We're now hearing about CPUs that will arrive all the way out in 2019, with a 4-core/8-thread CPU on the 7nm FinFET process using Zen+ cores would use just 10W. The graphics side of these new codenamed Gray Hawk processors will be courtesy of the next-gen Navi GPU architecture due out in 2019, which was reportedly delayed from 2018 just recently.
Gray Hawk will be released after Raven Ridge, with Raven Ridge made on the 14nm process and due sometime in mid-2017. The new Gray Hawk architecture will be used in desktops, notebooks, arcade gaming systems, embedded devices, automation, retail signage to medical imaging and industrial control systems.
AMD is looking to have a gigantic year in 2019, with the release of 'Starship', which is a beast of a 48-core/96-thread CPU.

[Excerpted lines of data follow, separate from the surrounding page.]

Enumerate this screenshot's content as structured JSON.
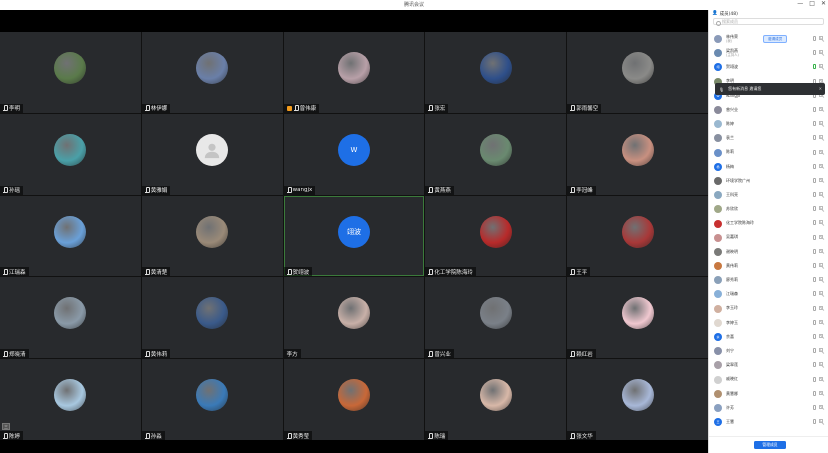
{
  "window": {
    "title": "腾讯会议",
    "controls": [
      "—",
      "□",
      "✕"
    ]
  },
  "tiles": [
    {
      "name": "李明",
      "avatar": "photo",
      "color": "#5a7a4a",
      "host": false
    },
    {
      "name": "林伊娜",
      "avatar": "photo",
      "color": "#6a7fa8",
      "host": false
    },
    {
      "name": "曾伟康",
      "avatar": "photo",
      "color": "#b8a0a8",
      "host": true
    },
    {
      "name": "张宏",
      "avatar": "photo",
      "color": "#2e4f8a",
      "host": false
    },
    {
      "name": "郭雨馨空",
      "avatar": "photo",
      "color": "#8a8a88",
      "host": false
    },
    {
      "name": "孙瑶",
      "avatar": "photo",
      "color": "#4aa0a8",
      "host": false
    },
    {
      "name": "黄雅娟",
      "avatar": "placeholder",
      "color": "#e8e8e8",
      "host": false
    },
    {
      "name": "wangjx",
      "avatar": "letter",
      "letter": "W",
      "color": "#1e6fe6",
      "host": false
    },
    {
      "name": "黄燕燕",
      "avatar": "photo",
      "color": "#6a8a70",
      "host": false
    },
    {
      "name": "李冠峰",
      "avatar": "photo",
      "color": "#c89080",
      "host": false
    },
    {
      "name": "江瑞森",
      "avatar": "photo",
      "color": "#6aa0d8",
      "host": false
    },
    {
      "name": "黄清楚",
      "avatar": "photo",
      "color": "#9a8a78",
      "host": false
    },
    {
      "name": "贺翊波",
      "avatar": "letter",
      "letter": "翊波",
      "color": "#1e6fe6",
      "host": false,
      "active": true
    },
    {
      "name": "化工学院陈海玲",
      "avatar": "photo",
      "color": "#b82a2a",
      "host": false
    },
    {
      "name": "王平",
      "avatar": "photo",
      "color": "#a83838",
      "host": false
    },
    {
      "name": "郑晓清",
      "avatar": "photo",
      "color": "#8a9aa8",
      "host": false
    },
    {
      "name": "黄伟莉",
      "avatar": "photo",
      "color": "#3a5a8a",
      "host": false
    },
    {
      "name": "李方",
      "avatar": "photo",
      "color": "#c8b0a8",
      "host": false,
      "nomic": true
    },
    {
      "name": "曾兴业",
      "avatar": "photo",
      "color": "#7a8088",
      "host": false
    },
    {
      "name": "赖红岩",
      "avatar": "photo",
      "color": "#f0c8d0",
      "host": false
    },
    {
      "name": "陈婷",
      "avatar": "photo",
      "color": "#a8c8e0",
      "host": false,
      "corner": "三"
    },
    {
      "name": "孙淼",
      "avatar": "photo",
      "color": "#3a7ab8",
      "host": false
    },
    {
      "name": "黄秀莹",
      "avatar": "photo",
      "color": "#c86838",
      "host": false
    },
    {
      "name": "陈瑞",
      "avatar": "photo",
      "color": "#d8b8a8",
      "host": false
    },
    {
      "name": "张文华",
      "avatar": "photo",
      "color": "#a8b8d8",
      "host": false
    }
  ],
  "panel": {
    "title": "成员(48)",
    "search_placeholder": "搜索成员",
    "invite_label": "邀请成员",
    "popup_text": "您有新消息  邀请您",
    "popup_close": "✕",
    "manage_label": "管理成员",
    "members": [
      {
        "name": "林伟荣",
        "sub": "(我)",
        "color": "#8a9ab8",
        "mic": "off"
      },
      {
        "name": "梁凯燕",
        "sub": "(主持人)",
        "color": "#6a8ab0",
        "mic": "off"
      },
      {
        "name": "贺翊波",
        "sub": "",
        "color": "#1e6fe6",
        "mic": "on",
        "letter": "翊"
      },
      {
        "name": "李明",
        "sub": "",
        "color": "#7a8a6a",
        "mic": "off"
      },
      {
        "name": "wangjx",
        "sub": "",
        "color": "#1e6fe6",
        "mic": "off",
        "letter": "W"
      },
      {
        "name": "曾兴业",
        "sub": "",
        "color": "#8a8a9a",
        "mic": "off"
      },
      {
        "name": "陈婷",
        "sub": "",
        "color": "#9ab8d0",
        "mic": "off"
      },
      {
        "name": "袁兰",
        "sub": "",
        "color": "#8890a0",
        "mic": "off"
      },
      {
        "name": "陈莉",
        "sub": "",
        "color": "#6a90c8",
        "mic": "off"
      },
      {
        "name": "杨梅",
        "sub": "",
        "color": "#1e6fe6",
        "mic": "off",
        "letter": "杨"
      },
      {
        "name": "环境学院广州",
        "sub": "",
        "color": "#6a6a6a",
        "mic": "off"
      },
      {
        "name": "王科亮",
        "sub": "",
        "color": "#8aa8c0",
        "mic": "off"
      },
      {
        "name": "苏欣欣",
        "sub": "",
        "color": "#a0a888",
        "mic": "off"
      },
      {
        "name": "化工学院陈海玲",
        "sub": "",
        "color": "#c83030",
        "mic": "off"
      },
      {
        "name": "吴嘉琪",
        "sub": "",
        "color": "#c89090",
        "mic": "off"
      },
      {
        "name": "谢映明",
        "sub": "",
        "color": "#7a7a78",
        "mic": "off"
      },
      {
        "name": "黄伟莉",
        "sub": "",
        "color": "#c87840",
        "mic": "off"
      },
      {
        "name": "廖秀莉",
        "sub": "",
        "color": "#8aa0b8",
        "mic": "off"
      },
      {
        "name": "江瑞森",
        "sub": "",
        "color": "#88b0d8",
        "mic": "off"
      },
      {
        "name": "李玉玲",
        "sub": "",
        "color": "#d0b0a0",
        "mic": "off"
      },
      {
        "name": "李婷玉",
        "sub": "",
        "color": "#e0d8d0",
        "mic": "off"
      },
      {
        "name": "余喜",
        "sub": "",
        "color": "#1e6fe6",
        "mic": "off",
        "letter": "余"
      },
      {
        "name": "刘宁",
        "sub": "",
        "color": "#8890a8",
        "mic": "off"
      },
      {
        "name": "梁翠莲",
        "sub": "",
        "color": "#a8a0a8",
        "mic": "off"
      },
      {
        "name": "戚晓红",
        "sub": "",
        "color": "#d0d0d0",
        "mic": "off"
      },
      {
        "name": "黄慧娜",
        "sub": "",
        "color": "#b09070",
        "mic": "off"
      },
      {
        "name": "许芳",
        "sub": "",
        "color": "#8aa0c0",
        "mic": "off"
      },
      {
        "name": "王慧",
        "sub": "",
        "color": "#1e6fe6",
        "mic": "off",
        "letter": "王"
      }
    ]
  }
}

Intel's new Kaby Lake architecture is so close I can smell it, with the upcoming Core i7-7700K processor already up for pre-order on an Estonian online retailer website for what equates to $402.
The specs listed on the website state the Core i7-7700K is a quad-core processor with 8 threads at 4.2GHz, but it'll hit 4.5GHz under Turbo Boost, a higher frequency than previously reported. Intel's upcoming Core i7-7700K should rock 8MB of L3 cache, and a 95W TDP, while slotting into the LGA1151 socket.
Kaby Lake will work on some current Z170-based motherboards, while newer Z270-based boards should be launching in the near future. The new Kaby Lake architecture is made on Intel's latest 14nm+ node, which provides up to 12% more performance over the older Skylake architecture made on 14nm.
Intel will have a bunch of Kaby Lake-based CPUs, including: Core i7-7700, Core i7-7700T, Core i5-7600K, Core i5-7600, Core i5-7600T, Core i5-7500, Core i5-7500T, Core i5-7400, and the Core i5-7400T.
AMD's upcoming Zen CPUs and new AM4 socket are closer and closer to being revealed, and now we have leaked shots of the PGA (Pin Grid Array) design which looks to have 1331 pins - just 6 short of that awesome 1337 number, AMD.
The current AM3+ socket from AMD is running out of steam, with the upcoming AM4 socket delivering native PCIe 3.0 support as well as native USB 3.0 and USB 3.1 functionality. AM4 will support dual-channel DDR4 RAM with up to 4 x DDR4 DIMMs at 3200MHz. The new socket will support up to 24 PCIe lanes, depending on the chipset - bringing AMD to an equal playing field against Intel's mainstream LGA 1151 socket.
AM4, just like previous sockets from AMD, is a PGA socket with zero insertion force. The same locking mechanism is in play, with the same 40x40mm space used on AM4, just like AM3+ before it. AMD has changed the pin count up on the AM4 however, with 1331 pins over the 942 of AM3+ and even more than Intel's current LGA 1151 socket - a first for AMD.